Discomfort of patient powerBMJ 2002; 324 doi: http://dx.doi.org/10.1136/bmj.324.7347.1214 (Published 18 May 2002) Cite this as: BMJ 2002;324:1214
Patients are not doctors' equals
- Daniel McQueen ([email protected]), general practitioner
- Brighton BN1 6EG
- Barts and The London, Queen Mary School of Medicine and Dentistry, London EC1A 7BE
- St James's University Hospital, Leeds LS9 7TF
- Royal Edinburgh Hospital, Edinburgh EH10 5HF
EDITOR—Smith in his editorial on the discomfort of patient power says that there is no “truth” defined by experts.1 Coulter reports that doctors and patients are equals with different expertise.2 The government's working group on chronic fatigue syndrome and myalgic encephalomyelitis wove patients' assertions into the scientific research in its report.3
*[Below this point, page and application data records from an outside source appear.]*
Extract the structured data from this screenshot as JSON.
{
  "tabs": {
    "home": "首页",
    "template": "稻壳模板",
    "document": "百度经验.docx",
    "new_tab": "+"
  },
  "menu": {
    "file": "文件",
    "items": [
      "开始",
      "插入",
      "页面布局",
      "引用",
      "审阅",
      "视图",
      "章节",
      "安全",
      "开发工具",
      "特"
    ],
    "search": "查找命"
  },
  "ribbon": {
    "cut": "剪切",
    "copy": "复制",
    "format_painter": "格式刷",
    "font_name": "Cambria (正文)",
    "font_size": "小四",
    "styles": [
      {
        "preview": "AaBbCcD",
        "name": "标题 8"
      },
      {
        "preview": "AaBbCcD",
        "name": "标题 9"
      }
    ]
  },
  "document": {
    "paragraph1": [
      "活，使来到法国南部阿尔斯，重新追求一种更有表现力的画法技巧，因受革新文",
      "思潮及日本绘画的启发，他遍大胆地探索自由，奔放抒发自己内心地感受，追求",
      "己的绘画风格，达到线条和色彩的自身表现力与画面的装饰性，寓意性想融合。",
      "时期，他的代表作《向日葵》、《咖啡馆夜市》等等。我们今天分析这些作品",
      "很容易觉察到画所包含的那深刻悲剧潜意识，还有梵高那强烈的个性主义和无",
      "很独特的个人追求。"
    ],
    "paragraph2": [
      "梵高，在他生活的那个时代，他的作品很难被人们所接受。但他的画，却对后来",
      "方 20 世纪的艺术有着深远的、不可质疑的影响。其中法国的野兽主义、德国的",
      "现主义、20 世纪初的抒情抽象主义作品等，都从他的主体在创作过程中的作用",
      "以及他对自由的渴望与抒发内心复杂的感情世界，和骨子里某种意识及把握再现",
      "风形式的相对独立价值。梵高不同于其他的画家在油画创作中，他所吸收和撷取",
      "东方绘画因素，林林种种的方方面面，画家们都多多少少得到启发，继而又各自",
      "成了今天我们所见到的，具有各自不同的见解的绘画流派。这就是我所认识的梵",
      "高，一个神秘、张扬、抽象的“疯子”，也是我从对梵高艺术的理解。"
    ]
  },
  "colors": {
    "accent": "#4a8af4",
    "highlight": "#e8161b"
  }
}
It is absurd to say that there is no truth defined by experts, that patients are equals, or allow patients to define conditions and treatment. Although criticism of medical hubris is important, this is a denial of the nature of medicine. Clinical effectiveness depends on understanding the patient's beliefs and expectations. Patients are, however, not equals, and their beliefs do not have the ontological status of medical knowledge.
Denial of the status of doctors and of medicine's tradition of research is false democracy. It is an attempt to avoid destructive envy. Destructive envy denigrates and spoils that which is needed, biting the hand that feeds us or cutting off one's nose to spite one's face. More than other professional groups, doctors are envied. Partly this derives from the inequality of the relationship between doctors and patients. It can be difficult to tolerate powerlessness, ignorance, dependence, needing help, and being helped. For doctors it is difficult having their attempts to help spoiled by the …
Log in using your username and password
Log in through your institution
Register for a free trial to thebmj.com to receive unlimited access to all content on thebmj.com for 14 days.
Sign up for a free trial